The Tomb Raider demo impressed many at Microsoft’s conference, but it also skipped over the majority of the gameplay to focus on the cinematic moments. While this did a great job showing off the tension of the game, it really didn’t show anything of the design or main gameplay elements. Luckily for you we spent some time behind closed doors to see the full walkthrough of the intro scene in Microsoft’s conference, as well as a portion of the game’s main mechanics.
I’ll gloss through the first part of our developer walkthrough to some extent, because it was in the press conference demonstration. Lara wakes up kidnapped in a strange cave, tied up and hanging. She swings into the fire to burn through the rope and drop her to the ground, where she’s promptly stabbed with a giant piece of rebar and has to rip herself free. Soon she grabs a torch and the player must direct her in her frantic escape. You’ve probably seen this part already, from the running through the caves to the QTE escapes when she’s grabbed by her captor. The party you didn’t see are the physics puzzles.
True to series form, Tomb Raider will challenge players with puzzles. The prologue ones weren’t incredibly complex, but they did show important use of tools and physics in the game. Near the end of the prologue Lara approaches a barrier of debris. The only way to get rid of the barrier is to burn it, but the only way to get fire to the barrier is by lighting driftwood, which also subsequently passes under a waterfall, putting out the fire you just lit. Getting the driftwood through un-drenched requires burning of a few ropes and shifting of containers. Here we also saw the new “Survival Instinct” ability for the first time, which highlights important objects in the environment, but does not tell you how to use those objects. It’s good to see puzzles are still an important part of Tomb Raider, but our demo didn’t stop there.
The developers skipped us ahead now. Lara is in an abandoned village, having survived for three days on the island, and receives a transmission from her friend and mentor Captain Roth. Lara finds Roth badly wounded from wolves and unable to walk. Roth’s pack with the emergency medical supplies he needs was dragged off by the wolves, as well as the emergency beacon to alert rescuers. Lara sets off to retrieve them, once again using survival instinct which this time highlighted the tracks of the wolves. There are multiple routes to reach the cave, but they chose a more acrobatic one, climbing across the rooftops of the abandoned village. The new platforming looks great and smooth, and they pointed out that you can direct your leap some in the air as well to help keep movement flowing and give the player more control. The pouring rain also affected Lara’s grip and traction, and we’re told that while this particular instance of rain is scripted, torrents can strike on the island randomly while you’re exploring.

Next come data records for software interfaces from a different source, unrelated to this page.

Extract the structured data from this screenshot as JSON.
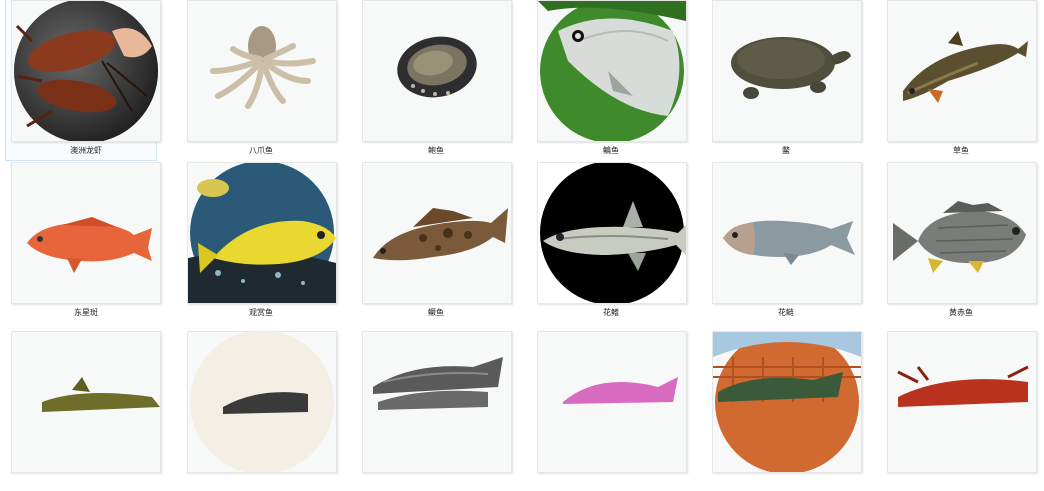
{
  "items": [
    {
      "label": "澳洲龙虾",
      "icon": "lobster-thumbnail"
    },
    {
      "label": "八爪鱼",
      "icon": "octopus-thumbnail"
    },
    {
      "label": "鲍鱼",
      "icon": "abalone-thumbnail"
    },
    {
      "label": "鳊鱼",
      "icon": "bream-thumbnail"
    },
    {
      "label": "鳖",
      "icon": "softshell-turtle-thumbnail"
    },
    {
      "label": "草鱼",
      "icon": "grass-carp-thumbnail"
    },
    {
      "label": "东星斑",
      "icon": "coral-grouper-thumbnail"
    },
    {
      "label": "观赏鱼",
      "icon": "ornamental-fish-thumbnail"
    },
    {
      "label": "鳜鱼",
      "icon": "mandarin-fish-thumbnail"
    },
    {
      "label": "花鳍",
      "icon": "minnow-thumbnail"
    },
    {
      "label": "花鲢",
      "icon": "bighead-carp-thumbnail"
    },
    {
      "label": "黄赤鱼",
      "icon": "yellowfin-bream-thumbnail"
    },
    {
      "label": "",
      "icon": "catfish-thumbnail"
    },
    {
      "label": "",
      "icon": "fish-thumbnail"
    },
    {
      "label": "",
      "icon": "croaker-thumbnail"
    },
    {
      "label": "",
      "icon": "pink-fish-thumbnail"
    },
    {
      "label": "",
      "icon": "tilapia-basket-thumbnail"
    },
    {
      "label": "",
      "icon": "crayfish-thumbnail"
    }
  ]
}
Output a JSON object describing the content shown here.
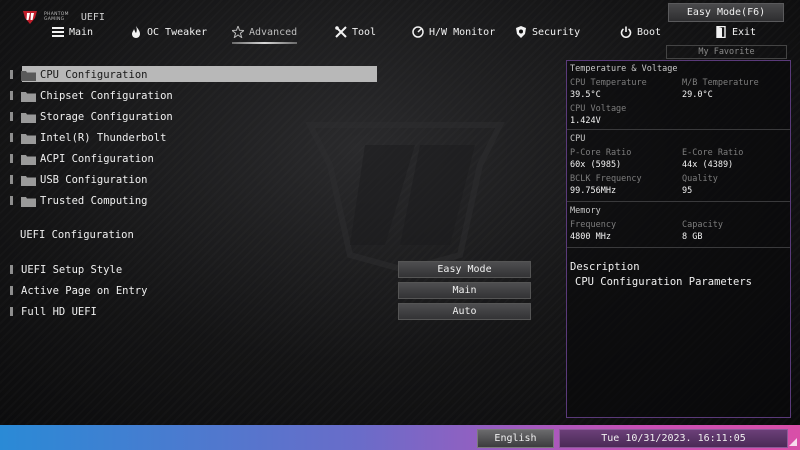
{
  "brand": {
    "line1": "PHANTOM",
    "line2": "GAMING",
    "uefi": "UEFI"
  },
  "top_buttons": {
    "easy_mode": "Easy Mode(F6)",
    "my_favorite": "My Favorite"
  },
  "tabs": [
    {
      "label": "Main",
      "icon": "grid-icon"
    },
    {
      "label": "OC Tweaker",
      "icon": "flame-icon"
    },
    {
      "label": "Advanced",
      "icon": "star-icon",
      "active": true
    },
    {
      "label": "Tool",
      "icon": "tools-icon"
    },
    {
      "label": "H/W Monitor",
      "icon": "monitor-icon"
    },
    {
      "label": "Security",
      "icon": "shield-icon"
    },
    {
      "label": "Boot",
      "icon": "power-icon"
    },
    {
      "label": "Exit",
      "icon": "exit-icon"
    }
  ],
  "menu": [
    {
      "label": "CPU Configuration",
      "selected": true
    },
    {
      "label": "Chipset Configuration"
    },
    {
      "label": "Storage Configuration"
    },
    {
      "label": "Intel(R) Thunderbolt"
    },
    {
      "label": "ACPI Configuration"
    },
    {
      "label": "USB Configuration"
    },
    {
      "label": "Trusted Computing"
    }
  ],
  "section_title": "UEFI Configuration",
  "settings": [
    {
      "label": "UEFI Setup Style",
      "value": "Easy Mode"
    },
    {
      "label": "Active Page on Entry",
      "value": "Main"
    },
    {
      "label": "Full HD UEFI",
      "value": "Auto"
    }
  ],
  "info": {
    "temp_title": "Temperature & Voltage",
    "cpu_temp_label": "CPU Temperature",
    "cpu_temp": "39.5°C",
    "mb_temp_label": "M/B Temperature",
    "mb_temp": "29.0°C",
    "cpu_volt_label": "CPU Voltage",
    "cpu_volt": "1.424V",
    "cpu_title": "CPU",
    "pcore_label": "P-Core Ratio",
    "pcore": "60x (5985)",
    "ecore_label": "E-Core Ratio",
    "ecore": "44x (4389)",
    "bclk_label": "BCLK Frequency",
    "bclk": "99.756MHz",
    "quality_label": "Quality",
    "quality": "95",
    "mem_title": "Memory",
    "freq_label": "Frequency",
    "freq": "4800 MHz",
    "cap_label": "Capacity",
    "cap": "8 GB"
  },
  "description": {
    "title": "Description",
    "text": "CPU Configuration Parameters"
  },
  "bottom": {
    "language": "English",
    "datetime": "Tue 10/31/2023. 16:11:05"
  }
}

Lara arrives at the cave and we once again enter a claustrophobic and high-tension area. Upon retrieving the beacon and medical supplies, Lara is attacked by a wolf, who rips at her, pinning her to the ground. As the player completes a QTE, Lara grabs a rock and repeatedly bashes the wolf with it, killing it violently in the desperate exchange before whispering “I’m sorry, it was you or me.” The developer pointed out to us that Lara does not kill for sport, only survival. The major injuries Lara accumulates throughout the narrative by the way are obvious on her body, and clearly will remain throughout the game. The rebar wound from the first day is still in her side.
When Lara returns to Roth she fixes him up, and after he awakens he explains that she’ll need to climb higher up the mountain to a radio tower to try to boost the signal of their distress beacon. He gives her a climbing axe, which she can now use to access new areas which she could not previously. The developers explained that Lara will continue to acquire new tools and skills throughout the game, and these will give her access to new areas. They also explained that the game has a series of base camps in each major area which you can quick-travel between, allowing easy access to the locations in the game for further exploration. The base camps are also where you upgrade Lara’s abilities, tools, and weapons using XP. This style of progression and backtracking is reminiscent of Metroid, and it’s a good thing.
That concluded our demo. Also worth noting is the voice acting and facial acting in the game is stellar. The developers pointed out that voice acting and motion capture were done at the same time to give realistic performances, and it really shows. While the graphics aren’t going to knock the crown from the Uncharted franchise, they’re very good, and the art direction is excellent. Combined with dynamic weather that affects gameplay, the presentation is looking to be genuinely impressive. Tomb Raider may be exactly what this franchise needs and more. It certainly goes above and beyond what most people expect of a reboot. You can get your hands on the game on PS3, 360, and PC when it releases sometime next year.